...to get to True Narrative North, please ask for clarification when something is not 100% clear. Ask stupid questions. Ask the simple-simple questions about how the machinery all works down to how the bytes get into the wire as if you're a 82-year-old retiree taking your first class on spreadsheets down at the Learning Annex and, damn it, you paid for this class! For example, you know what I don't understand? The last part of this statement by Mr. Snowden (emphasis added):
“I, sitting at my desk, certainly had the authorities to wiretap anyone, from you or your accountant, to a federal judge or even the president, if I had a personal e-mail.”
I'm not doubting his word, I just have no idea...
- What having "a personal email" means [Knowing your target's email address? Having password access to your target's email address? Other?]
- What does having a personal email has to do with the "authorities to wiretap anyone", unless in this context "wiretap" only means "snooping someone's email" or,
- Is Mr. Snowden implying that he can was able to use the information gleaned from someone's personal email network packet information to do something even more devious and VOIP-ish that somehow got him access to phone conversations?
I could spin plausible, science-fiction theories all day long, but I have no idea what the answer is and were I interviewing Mr. Snowden, I would be asking him to amplify this little nugget considerably because I find it both confusing and potentially fascinating.
Please make sure that you don't conflate metadata dragnets (bad but very likely legal under current US law) with phone-call content dragnets (very, very bad and very clearly illegal.)
Please make sure not to confuse the technical capacity to do a thing (The traffic cop who just waved to me and my stepdaughters as we were out riding our bikes also has a shotgun in his trunk) with the actual doing of that thing (The traffic cop who just waved to me and my stepdaughters as we were out riding our bikes pulls a shotgun out of his trunk and starts blazing away at us.) H-bombs are terribly dangerous and can level cities but to date none have ever actually done so (Hiroshima and Nagasaki were destroyed by A-bombs.)
And finally, insofar as possible, please try to ascertain what the organizational policy actually is versus what some cowboy within the organization is capable of doing if he or she decides to go suddenly renegade.

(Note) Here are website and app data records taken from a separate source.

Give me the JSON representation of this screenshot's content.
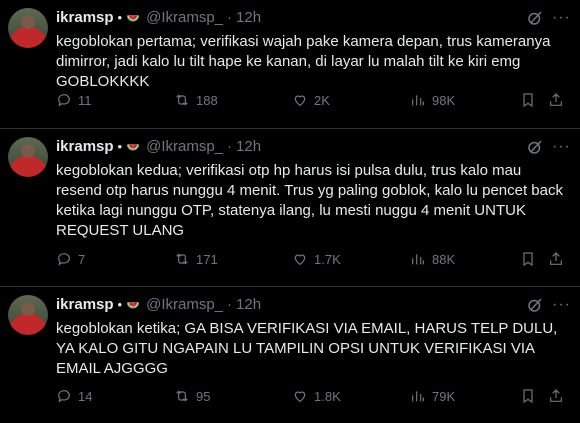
{
  "tweets": [
    {
      "name": "ikramsp",
      "handle": "@Ikramsp_",
      "time": "12h",
      "text": "kegoblokan pertama; verifikasi wajah pake kamera depan, trus kameranya dimirror, jadi kalo lu tilt hape ke kanan, di layar lu malah tilt ke kiri emg GOBLOKKKK",
      "replies": "11",
      "reposts": "188",
      "likes": "2K",
      "views": "98K"
    },
    {
      "name": "ikramsp",
      "handle": "@Ikramsp_",
      "time": "12h",
      "text": "kegoblokan kedua; verifikasi otp hp harus isi pulsa dulu, trus kalo mau resend otp harus nunggu 4 menit. Trus yg paling goblok, kalo lu pencet back ketika lagi nunggu OTP, statenya ilang, lu mesti nuggu 4 menit UNTUK REQUEST ULANG",
      "replies": "7",
      "reposts": "171",
      "likes": "1.7K",
      "views": "88K"
    },
    {
      "name": "ikramsp",
      "handle": "@Ikramsp_",
      "time": "12h",
      "text": "kegoblokan ketika; GA BISA VERIFIKASI VIA EMAIL, HARUS TELP DULU, YA KALO GITU NGAPAIN LU TAMPILIN OPSI UNTUK VERIFIKASI VIA EMAIL AJGGGG",
      "replies": "14",
      "reposts": "95",
      "likes": "1.8K",
      "views": "79K"
    }
  ],
  "separator_dot": "•",
  "time_separator": "·",
  "more_glyph": "···",
  "icons": [
    "avatar",
    "watermelon-emoji-icon",
    "grok-icon",
    "more-icon",
    "reply-icon",
    "repost-icon",
    "like-icon",
    "views-icon",
    "bookmark-icon",
    "share-icon"
  ],
  "colors": {
    "background": "#000000",
    "text": "#e7e9ea",
    "muted": "#71767b",
    "divider": "#2f3336"
  }
}
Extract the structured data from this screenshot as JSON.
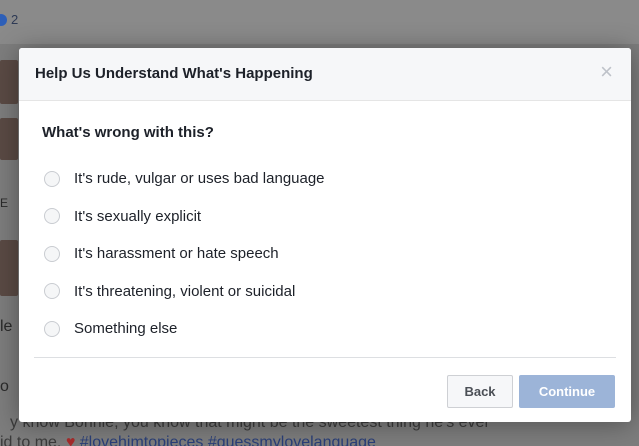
{
  "background": {
    "reaction_count": "2",
    "side_letter_1": "E",
    "side_letter_2": "le",
    "side_letter_3": "o",
    "partial_line_1": "y   know Bonnie, you know that might be the sweetest thing he's ever",
    "partial_line_2": "id to me.",
    "heart_icon": "heart-icon",
    "partial_tags": "#lovehimtopieces #guessmylovelanguage"
  },
  "dialog": {
    "title": "Help Us Understand What's Happening",
    "close_glyph": "×",
    "question": "What's wrong with this?",
    "options": [
      "It's rude, vulgar or uses bad language",
      "It's sexually explicit",
      "It's harassment or hate speech",
      "It's threatening, violent or suicidal",
      "Something else"
    ],
    "back_label": "Back",
    "continue_label": "Continue"
  },
  "colors": {
    "continue_disabled": "#9cb4d8",
    "header_bg": "#f6f7f9",
    "reaction": "#2d5fb8"
  }
}
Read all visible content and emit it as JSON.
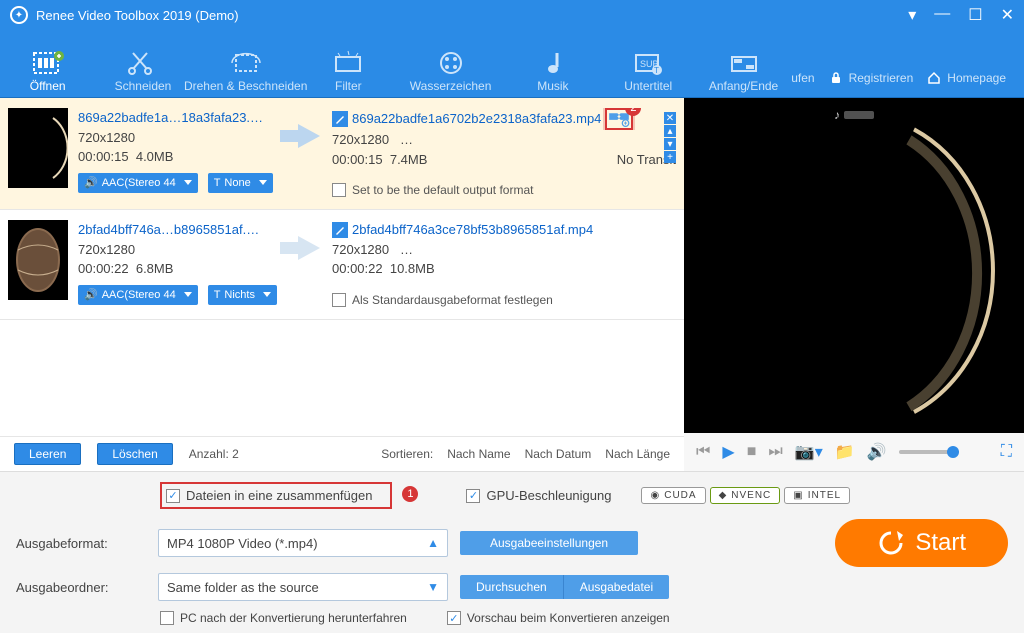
{
  "title": "Renee Video Toolbox 2019 (Demo)",
  "toolbar": [
    {
      "label": "Öffnen"
    },
    {
      "label": "Schneiden"
    },
    {
      "label": "Drehen & Beschneiden"
    },
    {
      "label": "Filter"
    },
    {
      "label": "Wasserzeichen"
    },
    {
      "label": "Musik"
    },
    {
      "label": "Untertitel"
    },
    {
      "label": "Anfang/Ende"
    }
  ],
  "header_actions": {
    "buy": "ufen",
    "register": "Registrieren",
    "home": "Homepage"
  },
  "files": [
    {
      "src_name": "869a22badfe1a…18a3fafa23.mp4",
      "src_res": "720x1280",
      "src_time": "00:00:15",
      "src_size": "4.0MB",
      "audio_pill": "AAC(Stereo 44",
      "subtitle_pill": "None",
      "out_name": "869a22badfe1a6702b2e2318a3fafa23.mp4",
      "out_res": "720x1280",
      "out_more": "…",
      "out_time": "00:00:15",
      "out_size": "7.4MB",
      "transition": "No Transit",
      "default_label": "Set to be the default output format",
      "badge": "2"
    },
    {
      "src_name": "2bfad4bff746a…b8965851af.mp4",
      "src_res": "720x1280",
      "src_time": "00:00:22",
      "src_size": "6.8MB",
      "audio_pill": "AAC(Stereo 44",
      "subtitle_pill": "Nichts",
      "out_name": "2bfad4bff746a3ce78bf53b8965851af.mp4",
      "out_res": "720x1280",
      "out_more": "…",
      "out_time": "00:00:22",
      "out_size": "10.8MB",
      "default_label": "Als Standardausgabeformat festlegen"
    }
  ],
  "footer": {
    "clear": "Leeren",
    "delete": "Löschen",
    "count_label": "Anzahl:",
    "count": "2",
    "sort_label": "Sortieren:",
    "sort_name": "Nach Name",
    "sort_date": "Nach Datum",
    "sort_length": "Nach Länge"
  },
  "bottom": {
    "merge": "Dateien in eine zusammenfügen",
    "merge_badge": "1",
    "gpu": "GPU-Beschleunigung",
    "gpu_tags": [
      "CUDA",
      "NVENC",
      "INTEL"
    ],
    "fmt_label": "Ausgabeformat:",
    "fmt_value": "MP4 1080P Video (*.mp4)",
    "settings": "Ausgabeeinstellungen",
    "folder_label": "Ausgabeordner:",
    "folder_value": "Same folder as the source",
    "browse": "Durchsuchen",
    "output_file": "Ausgabedatei",
    "shutdown": "PC nach der Konvertierung herunterfahren",
    "preview_conv": "Vorschau beim Konvertieren anzeigen",
    "start": "Start"
  },
  "t_icon": "T",
  "speaker_glyph": "🔊"
}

Or to quote cranky, fictional Libertarian Jubal Harshaw (from "Stranger in a Strange Land" PDF):
Harshaw: You would have me play God? But we're veering off the subject. Douglas didn't try to have you assassinated.
Ben Caxton: Says who?
Harshaw: Says the infallible Jubal Harshaw, speaking ex cathedra from his belly button. See here, son, if a deputy sheriff beats a prisoner to death, it's sweepstakes odds that the county commissioners didn't order it, didn't know it, and wouldn't have permitted it had they known. At worst they shut their eyes to it-afterwards-rather than upset their own applecarts. But assassination has never been an accepted policy in this country.
I would very much like to get to the bottom of what the NSA has been up to in my name and I do not think it is too much to ask the reporters who are working on that story to abide by these broad guidelines.